C: The intentional ambiguity of it ties into street art as a medium. Over the years, I've put thousands of my own stickers up. They don't have a name on or anything, and 99% of people probably just look at it a go 'Oh that's a nice, fun thing', a cool visual. But when you meet someone, and they can discover the backstory – it's a real eureka moment for them, a genuine treat in finding the meaning of something they know, but don't know about. Familiar, but unknown.
Mood-board of inspiration
E: So we’ve got those two sides then. We’ve got the ‘all eyes on me’ mark eyeballs, the sticker aspect – real-life easter eggs that connect to those street art roots, and then you zoom out – and you’ve got the traditional hand-done art style, the 20th century character-mascot.
N: We aimed to craft a flexible visual identity adaptable to various contexts. I like the idea of the zoom-in zoom-out. That’s a nice thing, isn’t it? Zooming in – all of GSA’s work centres around the eyes—the art itself. And then, zooming out, you grasp the global perspective, viewing it from a distance.
C: As a design tool, it’s got legs – quite literally. A straightforward logo represents the brand, but imagine animating a mascot—there's so much creativity to infuse into the brand. In street cultures, especially in skate culture, there's a hunger for something beyond a static piece of typography. We can diversify without losing consistency; it becomes a fluid part of the visual language rather than a rigid logo mark. A bit more than a static bit of type.

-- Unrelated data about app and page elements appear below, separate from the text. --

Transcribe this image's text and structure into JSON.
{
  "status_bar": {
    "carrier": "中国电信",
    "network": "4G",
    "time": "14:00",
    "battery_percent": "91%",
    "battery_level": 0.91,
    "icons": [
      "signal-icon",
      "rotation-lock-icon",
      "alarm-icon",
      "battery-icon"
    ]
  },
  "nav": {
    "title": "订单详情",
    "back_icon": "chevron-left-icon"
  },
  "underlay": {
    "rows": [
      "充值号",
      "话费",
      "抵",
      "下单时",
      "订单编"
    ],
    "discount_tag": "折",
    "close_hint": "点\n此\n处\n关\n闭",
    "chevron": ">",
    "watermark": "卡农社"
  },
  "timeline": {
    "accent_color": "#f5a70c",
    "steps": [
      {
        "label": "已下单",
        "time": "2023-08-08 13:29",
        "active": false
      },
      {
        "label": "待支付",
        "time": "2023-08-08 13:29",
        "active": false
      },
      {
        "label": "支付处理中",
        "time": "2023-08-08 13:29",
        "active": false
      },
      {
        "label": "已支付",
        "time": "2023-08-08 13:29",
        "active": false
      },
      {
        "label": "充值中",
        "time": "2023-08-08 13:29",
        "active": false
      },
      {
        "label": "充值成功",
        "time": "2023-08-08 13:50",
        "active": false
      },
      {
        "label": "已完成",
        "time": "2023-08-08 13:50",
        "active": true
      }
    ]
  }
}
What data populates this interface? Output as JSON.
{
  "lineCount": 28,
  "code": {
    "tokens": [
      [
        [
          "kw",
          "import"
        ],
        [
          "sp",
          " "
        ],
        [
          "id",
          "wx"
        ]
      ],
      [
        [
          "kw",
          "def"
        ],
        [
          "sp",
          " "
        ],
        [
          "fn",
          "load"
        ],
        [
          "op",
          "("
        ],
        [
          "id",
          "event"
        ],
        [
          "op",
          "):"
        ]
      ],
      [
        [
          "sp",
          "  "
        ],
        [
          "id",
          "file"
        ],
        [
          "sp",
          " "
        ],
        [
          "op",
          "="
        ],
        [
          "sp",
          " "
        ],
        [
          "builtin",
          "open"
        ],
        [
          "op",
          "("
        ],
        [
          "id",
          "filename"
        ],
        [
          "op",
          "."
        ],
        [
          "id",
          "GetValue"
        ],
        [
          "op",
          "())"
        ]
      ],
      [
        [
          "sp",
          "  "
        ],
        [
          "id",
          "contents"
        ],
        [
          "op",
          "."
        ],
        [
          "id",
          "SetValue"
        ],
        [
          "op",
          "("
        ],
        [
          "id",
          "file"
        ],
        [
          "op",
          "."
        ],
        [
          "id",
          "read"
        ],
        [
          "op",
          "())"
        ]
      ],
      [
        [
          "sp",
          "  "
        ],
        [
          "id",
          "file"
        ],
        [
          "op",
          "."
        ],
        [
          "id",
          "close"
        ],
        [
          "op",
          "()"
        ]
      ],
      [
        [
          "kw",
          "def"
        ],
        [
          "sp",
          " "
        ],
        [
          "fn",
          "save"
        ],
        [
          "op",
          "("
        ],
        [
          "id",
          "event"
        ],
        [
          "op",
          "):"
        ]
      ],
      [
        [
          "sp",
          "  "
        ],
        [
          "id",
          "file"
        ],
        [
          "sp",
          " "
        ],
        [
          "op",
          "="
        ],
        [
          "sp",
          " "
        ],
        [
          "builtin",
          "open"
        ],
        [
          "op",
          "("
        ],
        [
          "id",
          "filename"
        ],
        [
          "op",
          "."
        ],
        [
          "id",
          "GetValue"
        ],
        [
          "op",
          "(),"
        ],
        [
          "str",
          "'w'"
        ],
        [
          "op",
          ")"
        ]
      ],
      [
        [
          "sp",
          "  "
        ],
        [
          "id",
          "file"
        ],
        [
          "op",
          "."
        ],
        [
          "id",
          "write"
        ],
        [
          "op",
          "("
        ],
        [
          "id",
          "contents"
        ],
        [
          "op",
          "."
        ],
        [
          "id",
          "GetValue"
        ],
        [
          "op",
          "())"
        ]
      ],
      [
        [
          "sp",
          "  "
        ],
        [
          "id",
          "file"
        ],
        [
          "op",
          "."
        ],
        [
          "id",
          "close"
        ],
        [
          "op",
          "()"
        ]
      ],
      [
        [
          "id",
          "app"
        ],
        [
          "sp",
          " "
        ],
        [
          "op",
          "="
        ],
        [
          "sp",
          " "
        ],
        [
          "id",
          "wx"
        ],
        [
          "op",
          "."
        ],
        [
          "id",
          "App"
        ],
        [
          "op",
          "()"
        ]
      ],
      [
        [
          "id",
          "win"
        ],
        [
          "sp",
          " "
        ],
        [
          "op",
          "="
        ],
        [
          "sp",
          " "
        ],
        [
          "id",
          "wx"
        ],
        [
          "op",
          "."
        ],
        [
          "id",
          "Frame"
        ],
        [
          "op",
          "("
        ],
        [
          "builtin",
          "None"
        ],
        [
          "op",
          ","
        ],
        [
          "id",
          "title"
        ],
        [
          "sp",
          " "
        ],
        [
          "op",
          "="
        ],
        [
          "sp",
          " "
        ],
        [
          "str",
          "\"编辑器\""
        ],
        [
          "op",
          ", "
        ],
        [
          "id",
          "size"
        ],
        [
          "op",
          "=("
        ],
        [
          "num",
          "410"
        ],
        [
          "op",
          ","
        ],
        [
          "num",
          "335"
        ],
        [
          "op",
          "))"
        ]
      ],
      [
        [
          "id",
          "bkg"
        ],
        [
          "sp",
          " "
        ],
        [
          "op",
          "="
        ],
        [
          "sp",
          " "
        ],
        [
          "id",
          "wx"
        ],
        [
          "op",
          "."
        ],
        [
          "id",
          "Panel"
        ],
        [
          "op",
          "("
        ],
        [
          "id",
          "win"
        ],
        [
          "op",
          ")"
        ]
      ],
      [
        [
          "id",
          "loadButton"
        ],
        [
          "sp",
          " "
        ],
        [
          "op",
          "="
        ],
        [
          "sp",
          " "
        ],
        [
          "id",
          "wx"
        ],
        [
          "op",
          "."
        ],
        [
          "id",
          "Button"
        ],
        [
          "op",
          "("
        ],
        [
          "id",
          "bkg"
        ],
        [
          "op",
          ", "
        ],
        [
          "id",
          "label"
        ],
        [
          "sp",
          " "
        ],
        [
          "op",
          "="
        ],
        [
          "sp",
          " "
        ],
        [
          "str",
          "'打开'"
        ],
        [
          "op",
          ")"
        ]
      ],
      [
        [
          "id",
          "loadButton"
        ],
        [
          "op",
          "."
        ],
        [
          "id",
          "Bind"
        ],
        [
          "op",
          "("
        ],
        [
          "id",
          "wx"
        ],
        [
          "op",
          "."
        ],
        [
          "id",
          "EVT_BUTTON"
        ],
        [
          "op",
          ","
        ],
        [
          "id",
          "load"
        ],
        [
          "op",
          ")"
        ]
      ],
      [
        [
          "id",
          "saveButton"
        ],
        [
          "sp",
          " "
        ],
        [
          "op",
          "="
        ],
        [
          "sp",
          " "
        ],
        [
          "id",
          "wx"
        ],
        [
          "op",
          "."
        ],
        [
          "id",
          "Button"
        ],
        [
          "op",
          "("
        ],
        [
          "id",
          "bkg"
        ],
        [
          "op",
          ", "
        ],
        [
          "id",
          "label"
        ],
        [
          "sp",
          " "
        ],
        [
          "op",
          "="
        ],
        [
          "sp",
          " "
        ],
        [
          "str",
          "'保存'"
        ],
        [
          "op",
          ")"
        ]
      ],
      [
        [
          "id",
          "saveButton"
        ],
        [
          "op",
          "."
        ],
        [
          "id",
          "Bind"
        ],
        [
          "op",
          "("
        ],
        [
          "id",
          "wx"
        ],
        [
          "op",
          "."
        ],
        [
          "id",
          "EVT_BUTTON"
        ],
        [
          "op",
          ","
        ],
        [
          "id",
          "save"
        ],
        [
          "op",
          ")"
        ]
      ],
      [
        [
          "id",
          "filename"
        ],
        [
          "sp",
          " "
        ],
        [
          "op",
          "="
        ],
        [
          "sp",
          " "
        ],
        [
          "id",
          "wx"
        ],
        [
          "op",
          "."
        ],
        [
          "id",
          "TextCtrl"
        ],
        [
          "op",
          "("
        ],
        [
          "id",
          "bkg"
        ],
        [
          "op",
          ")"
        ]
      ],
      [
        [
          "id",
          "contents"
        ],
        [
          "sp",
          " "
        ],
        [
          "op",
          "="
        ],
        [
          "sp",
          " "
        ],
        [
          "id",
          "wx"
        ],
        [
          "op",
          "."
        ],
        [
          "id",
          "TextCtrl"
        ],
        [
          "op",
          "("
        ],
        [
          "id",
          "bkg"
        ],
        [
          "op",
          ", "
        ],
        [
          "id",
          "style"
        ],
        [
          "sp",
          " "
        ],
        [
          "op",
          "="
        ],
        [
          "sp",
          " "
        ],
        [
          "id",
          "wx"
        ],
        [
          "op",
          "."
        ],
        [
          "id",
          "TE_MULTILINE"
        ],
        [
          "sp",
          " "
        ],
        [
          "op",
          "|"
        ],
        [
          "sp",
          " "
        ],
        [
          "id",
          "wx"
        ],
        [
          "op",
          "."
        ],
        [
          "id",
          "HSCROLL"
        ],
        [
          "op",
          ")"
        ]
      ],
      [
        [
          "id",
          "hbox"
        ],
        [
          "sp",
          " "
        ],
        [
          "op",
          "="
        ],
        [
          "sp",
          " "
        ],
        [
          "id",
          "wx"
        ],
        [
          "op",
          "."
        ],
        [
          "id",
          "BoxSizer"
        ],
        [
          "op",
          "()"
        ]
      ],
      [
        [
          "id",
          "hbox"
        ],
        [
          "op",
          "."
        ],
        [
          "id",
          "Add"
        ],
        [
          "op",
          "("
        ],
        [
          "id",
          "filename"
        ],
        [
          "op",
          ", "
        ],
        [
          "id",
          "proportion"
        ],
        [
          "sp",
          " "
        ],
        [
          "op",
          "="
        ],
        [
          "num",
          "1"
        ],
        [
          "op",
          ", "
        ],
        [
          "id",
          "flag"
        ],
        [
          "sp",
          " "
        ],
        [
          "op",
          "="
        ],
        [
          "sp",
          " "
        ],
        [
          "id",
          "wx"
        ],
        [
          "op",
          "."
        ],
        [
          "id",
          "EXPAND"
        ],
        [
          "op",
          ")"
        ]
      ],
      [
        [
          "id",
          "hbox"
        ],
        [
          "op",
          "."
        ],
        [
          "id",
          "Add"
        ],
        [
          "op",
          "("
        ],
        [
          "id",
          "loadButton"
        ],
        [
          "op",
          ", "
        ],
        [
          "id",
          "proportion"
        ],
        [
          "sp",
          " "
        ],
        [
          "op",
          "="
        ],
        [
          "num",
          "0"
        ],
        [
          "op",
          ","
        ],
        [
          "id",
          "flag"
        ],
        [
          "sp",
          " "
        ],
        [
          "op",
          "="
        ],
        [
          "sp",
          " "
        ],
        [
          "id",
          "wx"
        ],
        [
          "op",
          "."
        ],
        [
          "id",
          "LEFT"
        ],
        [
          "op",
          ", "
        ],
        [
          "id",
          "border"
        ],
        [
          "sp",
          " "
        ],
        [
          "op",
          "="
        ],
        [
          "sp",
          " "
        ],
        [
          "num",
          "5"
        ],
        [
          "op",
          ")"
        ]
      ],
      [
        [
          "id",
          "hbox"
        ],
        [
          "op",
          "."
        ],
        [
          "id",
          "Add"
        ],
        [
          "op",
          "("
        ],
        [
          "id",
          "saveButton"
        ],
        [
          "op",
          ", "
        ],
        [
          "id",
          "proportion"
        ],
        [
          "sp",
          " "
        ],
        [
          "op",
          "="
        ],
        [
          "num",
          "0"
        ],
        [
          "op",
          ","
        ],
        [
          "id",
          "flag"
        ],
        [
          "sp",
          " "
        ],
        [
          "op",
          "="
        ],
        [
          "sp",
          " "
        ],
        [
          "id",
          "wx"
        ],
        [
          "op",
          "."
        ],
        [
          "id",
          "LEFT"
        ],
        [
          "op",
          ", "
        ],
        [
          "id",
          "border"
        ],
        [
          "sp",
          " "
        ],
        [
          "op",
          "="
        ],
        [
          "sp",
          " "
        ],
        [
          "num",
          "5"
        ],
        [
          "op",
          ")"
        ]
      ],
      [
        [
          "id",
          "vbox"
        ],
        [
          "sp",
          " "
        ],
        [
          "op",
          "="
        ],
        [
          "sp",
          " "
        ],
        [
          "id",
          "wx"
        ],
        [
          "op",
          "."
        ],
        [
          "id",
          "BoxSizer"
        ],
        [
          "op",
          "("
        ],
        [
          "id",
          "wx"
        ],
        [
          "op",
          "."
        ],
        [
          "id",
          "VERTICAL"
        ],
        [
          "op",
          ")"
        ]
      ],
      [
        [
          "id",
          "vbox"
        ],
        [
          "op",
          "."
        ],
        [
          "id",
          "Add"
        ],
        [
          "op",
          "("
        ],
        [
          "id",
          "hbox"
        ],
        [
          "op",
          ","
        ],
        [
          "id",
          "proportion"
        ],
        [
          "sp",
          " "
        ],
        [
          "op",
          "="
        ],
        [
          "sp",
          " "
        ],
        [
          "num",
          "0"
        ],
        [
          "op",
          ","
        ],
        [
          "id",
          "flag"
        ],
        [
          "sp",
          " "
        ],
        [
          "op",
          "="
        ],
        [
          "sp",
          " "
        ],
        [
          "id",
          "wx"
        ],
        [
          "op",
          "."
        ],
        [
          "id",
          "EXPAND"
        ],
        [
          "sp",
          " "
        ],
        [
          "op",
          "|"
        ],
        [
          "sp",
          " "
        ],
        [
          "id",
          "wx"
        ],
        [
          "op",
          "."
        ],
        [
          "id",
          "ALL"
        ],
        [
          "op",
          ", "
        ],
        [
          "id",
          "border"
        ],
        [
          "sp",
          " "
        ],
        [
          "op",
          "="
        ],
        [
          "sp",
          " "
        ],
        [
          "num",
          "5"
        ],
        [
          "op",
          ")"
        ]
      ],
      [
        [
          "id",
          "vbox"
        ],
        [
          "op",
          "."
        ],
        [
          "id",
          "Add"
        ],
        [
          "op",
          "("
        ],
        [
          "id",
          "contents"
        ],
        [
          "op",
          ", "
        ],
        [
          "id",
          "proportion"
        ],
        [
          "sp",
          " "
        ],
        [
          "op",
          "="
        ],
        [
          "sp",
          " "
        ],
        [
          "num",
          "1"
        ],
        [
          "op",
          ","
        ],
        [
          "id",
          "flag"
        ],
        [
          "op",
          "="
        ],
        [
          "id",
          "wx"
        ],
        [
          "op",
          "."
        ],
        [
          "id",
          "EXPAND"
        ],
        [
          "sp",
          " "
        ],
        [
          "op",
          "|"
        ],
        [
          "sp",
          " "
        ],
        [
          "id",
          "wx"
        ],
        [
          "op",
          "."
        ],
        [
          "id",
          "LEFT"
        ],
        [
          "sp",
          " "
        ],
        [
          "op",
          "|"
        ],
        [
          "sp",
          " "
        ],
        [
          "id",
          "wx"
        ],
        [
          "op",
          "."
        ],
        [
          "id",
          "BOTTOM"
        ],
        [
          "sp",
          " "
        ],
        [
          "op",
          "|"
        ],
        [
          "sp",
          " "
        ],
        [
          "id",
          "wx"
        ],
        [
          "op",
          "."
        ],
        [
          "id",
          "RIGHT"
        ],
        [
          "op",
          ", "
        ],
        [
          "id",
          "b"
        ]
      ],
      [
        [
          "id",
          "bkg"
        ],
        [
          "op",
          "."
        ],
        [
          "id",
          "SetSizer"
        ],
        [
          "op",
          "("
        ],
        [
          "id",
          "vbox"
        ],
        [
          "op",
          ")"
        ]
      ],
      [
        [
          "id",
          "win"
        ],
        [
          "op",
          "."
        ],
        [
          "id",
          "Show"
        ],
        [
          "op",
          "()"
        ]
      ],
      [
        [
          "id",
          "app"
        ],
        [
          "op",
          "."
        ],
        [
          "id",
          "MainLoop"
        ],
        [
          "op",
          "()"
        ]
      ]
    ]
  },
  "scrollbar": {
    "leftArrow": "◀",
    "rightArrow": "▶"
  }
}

N: We can diversify it. It’s a consistent mark, but it doesn’t have to appear consistently the same way every time. It becomes part of the visual language rather than just a logo mark. The goal was spontaneous recognition, authenticity. Hence, our street mark intentionally omits our name. Instead, we sought an initially anonymous yet cool-looking mark, aiming to cover the streets wherever we go. A silent acknowledgment without the need for shout the 'Global Street Art' name.
Globey walks to work!
Globey and friends